┌──

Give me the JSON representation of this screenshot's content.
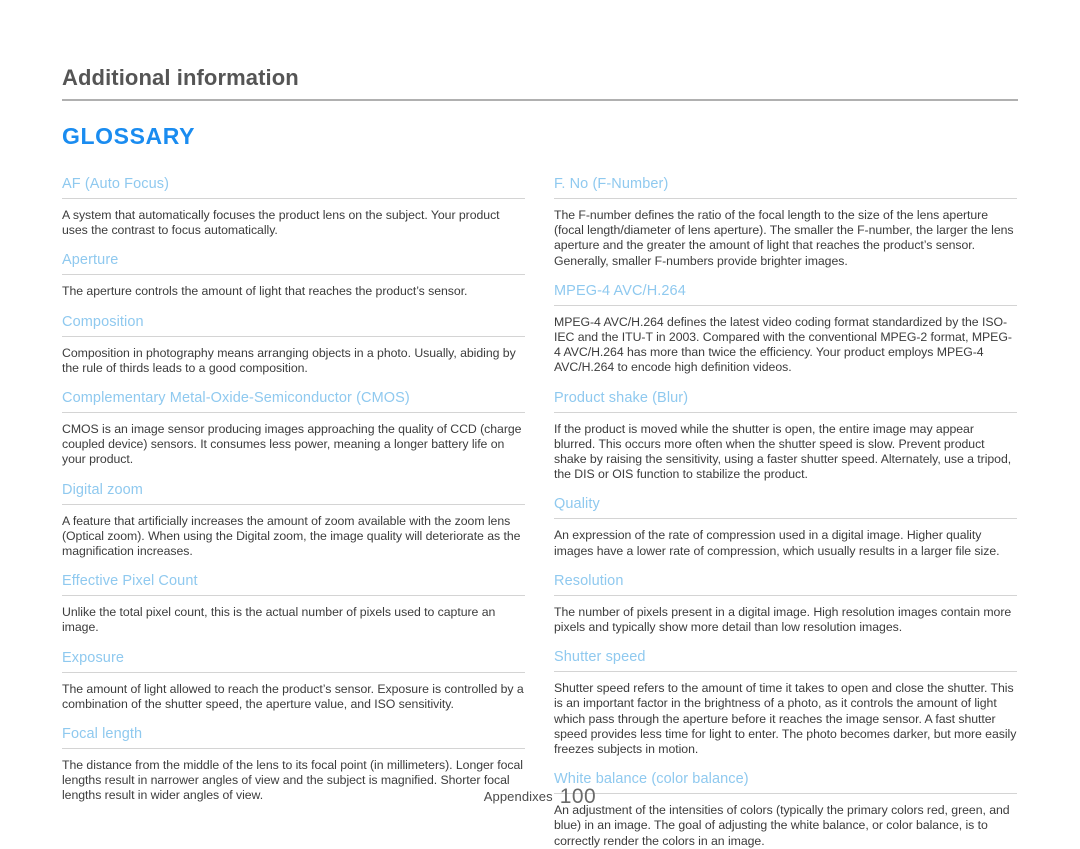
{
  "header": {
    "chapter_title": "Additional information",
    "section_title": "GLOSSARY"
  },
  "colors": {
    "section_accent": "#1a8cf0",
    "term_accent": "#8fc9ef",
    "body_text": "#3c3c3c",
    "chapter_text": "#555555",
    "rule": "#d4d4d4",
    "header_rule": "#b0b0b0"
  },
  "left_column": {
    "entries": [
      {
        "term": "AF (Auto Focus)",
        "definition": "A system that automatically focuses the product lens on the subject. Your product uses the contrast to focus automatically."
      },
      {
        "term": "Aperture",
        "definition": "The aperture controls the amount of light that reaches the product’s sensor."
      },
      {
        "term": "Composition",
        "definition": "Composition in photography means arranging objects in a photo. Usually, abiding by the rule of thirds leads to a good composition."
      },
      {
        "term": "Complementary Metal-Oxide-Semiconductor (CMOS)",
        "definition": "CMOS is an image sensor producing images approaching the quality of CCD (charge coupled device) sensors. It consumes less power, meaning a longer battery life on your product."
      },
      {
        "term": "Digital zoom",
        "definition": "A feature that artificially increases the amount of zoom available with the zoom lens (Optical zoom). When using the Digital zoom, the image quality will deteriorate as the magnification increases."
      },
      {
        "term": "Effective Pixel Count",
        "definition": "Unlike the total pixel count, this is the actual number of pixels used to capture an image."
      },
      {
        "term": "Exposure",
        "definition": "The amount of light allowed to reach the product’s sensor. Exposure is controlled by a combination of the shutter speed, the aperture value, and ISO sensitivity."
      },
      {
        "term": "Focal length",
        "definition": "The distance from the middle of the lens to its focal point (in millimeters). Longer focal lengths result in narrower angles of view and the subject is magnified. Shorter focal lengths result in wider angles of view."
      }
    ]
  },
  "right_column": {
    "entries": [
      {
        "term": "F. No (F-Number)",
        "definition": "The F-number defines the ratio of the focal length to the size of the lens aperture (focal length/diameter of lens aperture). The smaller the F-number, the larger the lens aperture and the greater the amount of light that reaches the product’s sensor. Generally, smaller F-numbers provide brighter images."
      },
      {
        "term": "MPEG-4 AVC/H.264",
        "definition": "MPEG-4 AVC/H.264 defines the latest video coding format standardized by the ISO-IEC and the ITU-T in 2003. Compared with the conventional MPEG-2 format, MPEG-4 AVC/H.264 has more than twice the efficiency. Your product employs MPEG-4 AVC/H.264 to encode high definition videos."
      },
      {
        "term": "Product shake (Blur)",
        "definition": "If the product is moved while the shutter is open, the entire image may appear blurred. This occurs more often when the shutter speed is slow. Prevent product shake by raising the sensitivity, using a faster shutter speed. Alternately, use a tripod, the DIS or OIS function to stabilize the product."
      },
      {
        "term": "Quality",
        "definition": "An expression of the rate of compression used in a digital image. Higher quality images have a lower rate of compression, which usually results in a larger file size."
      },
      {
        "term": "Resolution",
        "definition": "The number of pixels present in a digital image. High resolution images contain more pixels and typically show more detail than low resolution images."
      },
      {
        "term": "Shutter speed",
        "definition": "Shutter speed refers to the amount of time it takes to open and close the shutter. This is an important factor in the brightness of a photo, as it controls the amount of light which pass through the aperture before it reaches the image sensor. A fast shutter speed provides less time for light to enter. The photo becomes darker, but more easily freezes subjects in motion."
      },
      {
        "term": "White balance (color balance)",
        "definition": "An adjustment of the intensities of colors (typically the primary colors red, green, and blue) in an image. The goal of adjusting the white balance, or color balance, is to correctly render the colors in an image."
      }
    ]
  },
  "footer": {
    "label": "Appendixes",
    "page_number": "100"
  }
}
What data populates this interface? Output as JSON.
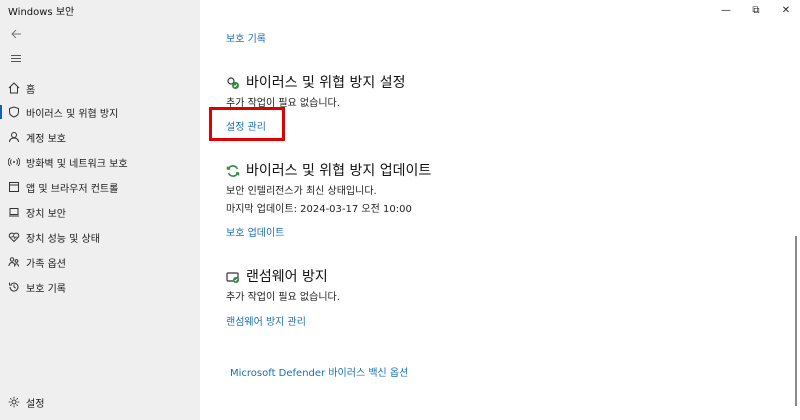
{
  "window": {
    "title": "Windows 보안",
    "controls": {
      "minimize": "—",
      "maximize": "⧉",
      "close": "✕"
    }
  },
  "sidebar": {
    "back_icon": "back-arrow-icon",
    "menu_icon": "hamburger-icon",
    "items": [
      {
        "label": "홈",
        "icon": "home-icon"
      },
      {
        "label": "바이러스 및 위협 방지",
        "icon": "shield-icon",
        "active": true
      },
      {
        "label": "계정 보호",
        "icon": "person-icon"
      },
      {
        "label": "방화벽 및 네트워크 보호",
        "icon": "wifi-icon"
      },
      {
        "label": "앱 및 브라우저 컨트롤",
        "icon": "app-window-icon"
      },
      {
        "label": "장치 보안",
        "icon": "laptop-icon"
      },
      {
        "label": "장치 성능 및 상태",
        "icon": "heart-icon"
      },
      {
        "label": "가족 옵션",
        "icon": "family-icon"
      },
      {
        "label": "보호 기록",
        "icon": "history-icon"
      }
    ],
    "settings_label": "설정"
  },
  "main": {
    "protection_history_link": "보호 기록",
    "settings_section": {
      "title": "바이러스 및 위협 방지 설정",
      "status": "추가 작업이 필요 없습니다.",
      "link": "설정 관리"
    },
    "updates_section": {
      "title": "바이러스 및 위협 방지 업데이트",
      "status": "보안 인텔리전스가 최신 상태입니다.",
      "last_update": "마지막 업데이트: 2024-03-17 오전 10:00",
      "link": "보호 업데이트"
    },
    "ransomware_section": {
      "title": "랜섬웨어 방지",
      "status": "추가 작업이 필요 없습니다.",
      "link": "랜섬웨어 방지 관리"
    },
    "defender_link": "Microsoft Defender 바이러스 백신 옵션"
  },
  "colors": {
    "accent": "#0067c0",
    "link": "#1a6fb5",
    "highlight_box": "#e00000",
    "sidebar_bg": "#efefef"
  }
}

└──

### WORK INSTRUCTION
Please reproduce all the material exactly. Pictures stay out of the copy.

### SOLUTION TO THIS EXERCISE
Give me the JSON representation of this screenshot's content.
{
  "header": {
    "chapter_title": "Additional information",
    "section_title": "GLOSSARY"
  },
  "colors": {
    "section_accent": "#1a8cf0",
    "term_accent": "#8fc9ef",
    "body_text": "#3c3c3c",
    "chapter_text": "#555555",
    "rule": "#d4d4d4",
    "header_rule": "#b0b0b0"
  },
  "left_column": {
    "entries": [
      {
        "term": "AF (Auto Focus)",
        "definition": "A system that automatically focuses the product lens on the subject. Your product uses the contrast to focus automatically."
      },
      {
        "term": "Aperture",
        "definition": "The aperture controls the amount of light that reaches the product’s sensor."
      },
      {
        "term": "Composition",
        "definition": "Composition in photography means arranging objects in a photo. Usually, abiding by the rule of thirds leads to a good composition."
      },
      {
        "term": "Complementary Metal-Oxide-Semiconductor (CMOS)",
        "definition": "CMOS is an image sensor producing images approaching the quality of CCD (charge coupled device) sensors. It consumes less power, meaning a longer battery life on your product."
      },
      {
        "term": "Digital zoom",
        "definition": "A feature that artificially increases the amount of zoom available with the zoom lens (Optical zoom). When using the Digital zoom, the image quality will deteriorate as the magnification increases."
      },
      {
        "term": "Effective Pixel Count",
        "definition": "Unlike the total pixel count, this is the actual number of pixels used to capture an image."
      },
      {
        "term": "Exposure",
        "definition": "The amount of light allowed to reach the product’s sensor. Exposure is controlled by a combination of the shutter speed, the aperture value, and ISO sensitivity."
      },
      {
        "term": "Focal length",
        "definition": "The distance from the middle of the lens to its focal point (in millimeters). Longer focal lengths result in narrower angles of view and the subject is magnified. Shorter focal lengths result in wider angles of view."
      }
    ]
  },
  "right_column": {
    "entries": [
      {
        "term": "F. No (F-Number)",
        "definition": "The F-number defines the ratio of the focal length to the size of the lens aperture (focal length/diameter of lens aperture). The smaller the F-number, the larger the lens aperture and the greater the amount of light that reaches the product’s sensor. Generally, smaller F-numbers provide brighter images."
      },
      {
        "term": "MPEG-4 AVC/H.264",
        "definition": "MPEG-4 AVC/H.264 defines the latest video coding format standardized by the ISO-IEC and the ITU-T in 2003. Compared with the conventional MPEG-2 format, MPEG-4 AVC/H.264 has more than twice the efficiency. Your product employs MPEG-4 AVC/H.264 to encode high definition videos."
      },
      {
        "term": "Product shake (Blur)",
        "definition": "If the product is moved while the shutter is open, the entire image may appear blurred. This occurs more often when the shutter speed is slow. Prevent product shake by raising the sensitivity, using a faster shutter speed. Alternately, use a tripod, the DIS or OIS function to stabilize the product."
      },
      {
        "term": "Quality",
        "definition": "An expression of the rate of compression used in a digital image. Higher quality images have a lower rate of compression, which usually results in a larger file size."
      },
      {
        "term": "Resolution",
        "definition": "The number of pixels present in a digital image. High resolution images contain more pixels and typically show more detail than low resolution images."
      },
      {
        "term": "Shutter speed",
        "definition": "Shutter speed refers to the amount of time it takes to open and close the shutter. This is an important factor in the brightness of a photo, as it controls the amount of light which pass through the aperture before it reaches the image sensor. A fast shutter speed provides less time for light to enter. The photo becomes darker, but more easily freezes subjects in motion."
      },
      {
        "term": "White balance (color balance)",
        "definition": "An adjustment of the intensities of colors (typically the primary colors red, green, and blue) in an image. The goal of adjusting the white balance, or color balance, is to correctly render the colors in an image."
      }
    ]
  },
  "footer": {
    "label": "Appendixes",
    "page_number": "100"
  }
}
What data populates this interface? Output as JSON.
{
  "window": {
    "title": "Windows 보안",
    "controls": {
      "minimize": "—",
      "maximize": "⧉",
      "close": "✕"
    }
  },
  "sidebar": {
    "back_icon": "back-arrow-icon",
    "menu_icon": "hamburger-icon",
    "items": [
      {
        "label": "홈",
        "icon": "home-icon"
      },
      {
        "label": "바이러스 및 위협 방지",
        "icon": "shield-icon",
        "active": true
      },
      {
        "label": "계정 보호",
        "icon": "person-icon"
      },
      {
        "label": "방화벽 및 네트워크 보호",
        "icon": "wifi-icon"
      },
      {
        "label": "앱 및 브라우저 컨트롤",
        "icon": "app-window-icon"
      },
      {
        "label": "장치 보안",
        "icon": "laptop-icon"
      },
      {
        "label": "장치 성능 및 상태",
        "icon": "heart-icon"
      },
      {
        "label": "가족 옵션",
        "icon": "family-icon"
      },
      {
        "label": "보호 기록",
        "icon": "history-icon"
      }
    ],
    "settings_label": "설정"
  },
  "main": {
    "protection_history_link": "보호 기록",
    "settings_section": {
      "title": "바이러스 및 위협 방지 설정",
      "status": "추가 작업이 필요 없습니다.",
      "link": "설정 관리"
    },
    "updates_section": {
      "title": "바이러스 및 위협 방지 업데이트",
      "status": "보안 인텔리전스가 최신 상태입니다.",
      "last_update": "마지막 업데이트: 2024-03-17 오전 10:00",
      "link": "보호 업데이트"
    },
    "ransomware_section": {
      "title": "랜섬웨어 방지",
      "status": "추가 작업이 필요 없습니다.",
      "link": "랜섬웨어 방지 관리"
    },
    "defender_link": "Microsoft Defender 바이러스 백신 옵션"
  },
  "colors": {
    "accent": "#0067c0",
    "link": "#1a6fb5",
    "highlight_box": "#e00000",
    "sidebar_bg": "#efefef"
  }
}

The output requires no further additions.